## DATA FOR THIS EXERCISE
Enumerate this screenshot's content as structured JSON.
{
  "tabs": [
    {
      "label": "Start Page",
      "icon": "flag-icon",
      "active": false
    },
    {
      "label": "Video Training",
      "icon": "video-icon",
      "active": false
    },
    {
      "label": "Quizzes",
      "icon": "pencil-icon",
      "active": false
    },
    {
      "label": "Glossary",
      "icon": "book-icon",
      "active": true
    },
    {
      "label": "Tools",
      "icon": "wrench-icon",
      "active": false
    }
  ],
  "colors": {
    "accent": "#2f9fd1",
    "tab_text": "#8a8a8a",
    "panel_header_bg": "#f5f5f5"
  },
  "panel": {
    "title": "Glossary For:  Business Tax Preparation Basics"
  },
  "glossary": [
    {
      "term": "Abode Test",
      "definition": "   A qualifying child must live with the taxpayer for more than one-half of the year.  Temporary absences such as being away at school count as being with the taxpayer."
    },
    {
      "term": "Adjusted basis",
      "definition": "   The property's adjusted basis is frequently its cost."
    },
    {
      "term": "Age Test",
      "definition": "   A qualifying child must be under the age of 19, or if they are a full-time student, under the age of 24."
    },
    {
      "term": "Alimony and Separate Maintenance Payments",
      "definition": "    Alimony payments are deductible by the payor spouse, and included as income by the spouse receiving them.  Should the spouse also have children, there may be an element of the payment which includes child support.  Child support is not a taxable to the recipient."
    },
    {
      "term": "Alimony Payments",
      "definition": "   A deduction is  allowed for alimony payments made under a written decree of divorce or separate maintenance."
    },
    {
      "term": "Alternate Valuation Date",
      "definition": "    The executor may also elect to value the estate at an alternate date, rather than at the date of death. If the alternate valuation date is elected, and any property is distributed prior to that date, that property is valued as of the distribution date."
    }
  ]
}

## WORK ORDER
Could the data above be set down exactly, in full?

## OUTPUT OF THE TASK
Enumerate this screenshot's content as structured JSON.
{
  "tabs": [
    {
      "label": "Start Page",
      "icon": "flag-icon",
      "active": false
    },
    {
      "label": "Video Training",
      "icon": "video-icon",
      "active": false
    },
    {
      "label": "Quizzes",
      "icon": "pencil-icon",
      "active": false
    },
    {
      "label": "Glossary",
      "icon": "book-icon",
      "active": true
    },
    {
      "label": "Tools",
      "icon": "wrench-icon",
      "active": false
    }
  ],
  "colors": {
    "accent": "#2f9fd1",
    "tab_text": "#8a8a8a",
    "panel_header_bg": "#f5f5f5"
  },
  "panel": {
    "title": "Glossary For:  Business Tax Preparation Basics"
  },
  "glossary": [
    {
      "term": "Abode Test",
      "definition": "   A qualifying child must live with the taxpayer for more than one-half of the year.  Temporary absences such as being away at school count as being with the taxpayer."
    },
    {
      "term": "Adjusted basis",
      "definition": "   The property's adjusted basis is frequently its cost."
    },
    {
      "term": "Age Test",
      "definition": "   A qualifying child must be under the age of 19, or if they are a full-time student, under the age of 24."
    },
    {
      "term": "Alimony and Separate Maintenance Payments",
      "definition": "    Alimony payments are deductible by the payor spouse, and included as income by the spouse receiving them.  Should the spouse also have children, there may be an element of the payment which includes child support.  Child support is not a taxable to the recipient."
    },
    {
      "term": "Alimony Payments",
      "definition": "   A deduction is  allowed for alimony payments made under a written decree of divorce or separate maintenance."
    },
    {
      "term": "Alternate Valuation Date",
      "definition": "    The executor may also elect to value the estate at an alternate date, rather than at the date of death. If the alternate valuation date is elected, and any property is distributed prior to that date, that property is valued as of the distribution date."
    }
  ]
}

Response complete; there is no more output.